Sports Writer Jim Hague was with The Observer for 20+ years — and his name is one of the most recognizable in all of sports journalism. The St. Peter’s Prep and Marquette alum kicked off his journalism career post Marquette at the Daily Record, where he remained until 1985. Following shorts stints at two other newspapers, in September 1986, he joined the now-closed Hudson Dispatch, where he remained until 1991, when its doors were finally shut.

It was during his tenure at The Dispatch that Hague’s name and reputation as one of country’s hardest-working sports reporters grew. He won several New Jersey Press Association and North Jersey Press Club Awards in that timeframe.

In 1991, he became a columnist for The Hudson Reporter chain of newspapers — and he remains with them to this day.

In addition to his work at The Observer and The Hudson Reporter, Hague is also an Associated Press stringer, where he covers Seton Hall University men’s basketball, New York Red Bulls soccer and occasionally, New Jersey Devils hockey.

He’s also doing work at The Morristown Daily Record, the very newspaper where his journalism career began.

During his career, he also worked for Dorf Feature Services, which provided material for the Star-Ledger. While there, he covered the New York Knicks and the New Jersey Nets.

Hague is also known for his announcing work — and he’s done PA work for Rutgers Newark and NJIT.

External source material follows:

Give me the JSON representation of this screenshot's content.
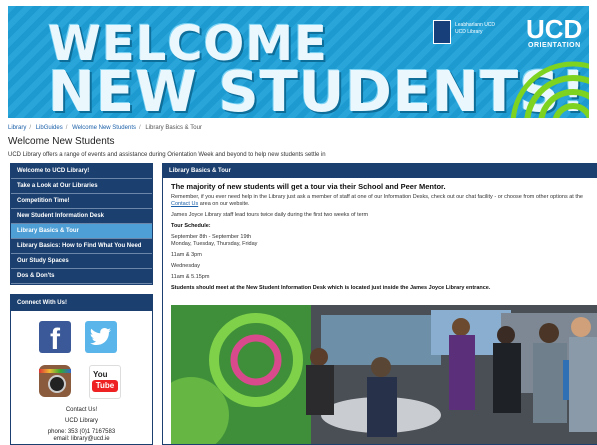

Hague is the author of the book “Braddock: The Rise of the Cinderella Man.”